In celebration of its new Brain exhibit, the Franklin Institute invited a number of area institutions, including Jefferson, to show off their brain science with interactive activities earlier this month. The event was a sort of date night for science lovers, with refreshments available near the entrance.
Collette Glatts and Meghan Mattson from the Jefferson Comprehensive Concussion Center gave attendees a first-hand look at concussion tests that doctors use in the clinic. Participants could don goggles that simulate concussion by distorting vision, and test how well participants kept their balance in different stances using an iPhone app, with and without the goggles.
The Jefferson Sleep Disorders Center, led by Robert Tavella and Shivani Desai with help from Gail DiStefano, Jackie Banecker, let participants look at the electrical chatter of their own brains, by hooking up willing volunteers to a machine that reads their brainwaves. The shape of the brainwaves changes through the various stages of a sleep cycle and helps doctors determine whether the wave patterns represent a healthy and restful sleep or not.
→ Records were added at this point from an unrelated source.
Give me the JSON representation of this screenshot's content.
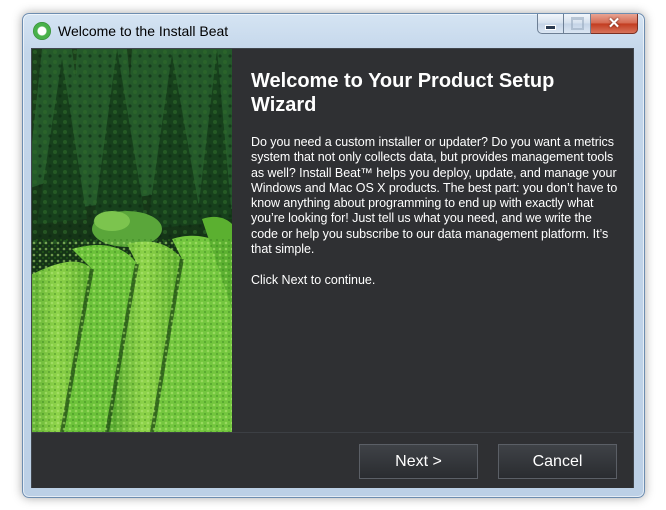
{
  "window": {
    "title": "Welcome to the Install Beat",
    "icon": "install-beat-logo-icon"
  },
  "title_controls": {
    "minimize_icon": "minimize-icon",
    "maximize_icon": "maximize-icon",
    "close_icon": "close-icon",
    "close_glyph": "✕"
  },
  "side_image": {
    "description_icon": "tea-plantation-image"
  },
  "content": {
    "heading": "Welcome to Your Product Setup Wizard",
    "description": "Do you need a custom installer or updater? Do you want a metrics system that not only collects data, but provides management tools as well? Install Beat™ helps you deploy, update, and manage your Windows and Mac OS X products. The best part: you don’t have to know anything about programming to end up with exactly what you’re looking for! Just tell us what you need, and we write the code or help you subscribe to our data management platform. It’s that simple.",
    "note": "Click Next to continue."
  },
  "buttons": {
    "next": "Next >",
    "cancel": "Cancel"
  },
  "colors": {
    "panel_background": "#2f3033",
    "text": "#ffffff",
    "window_frame": "#c3d6ea",
    "close_button": "#c23b1f"
  }
}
Approximately 500 people attended the event, exploring the different halls with activities including eye-ball dissection, and looking at slices of real brains to games that tested your powers of perception.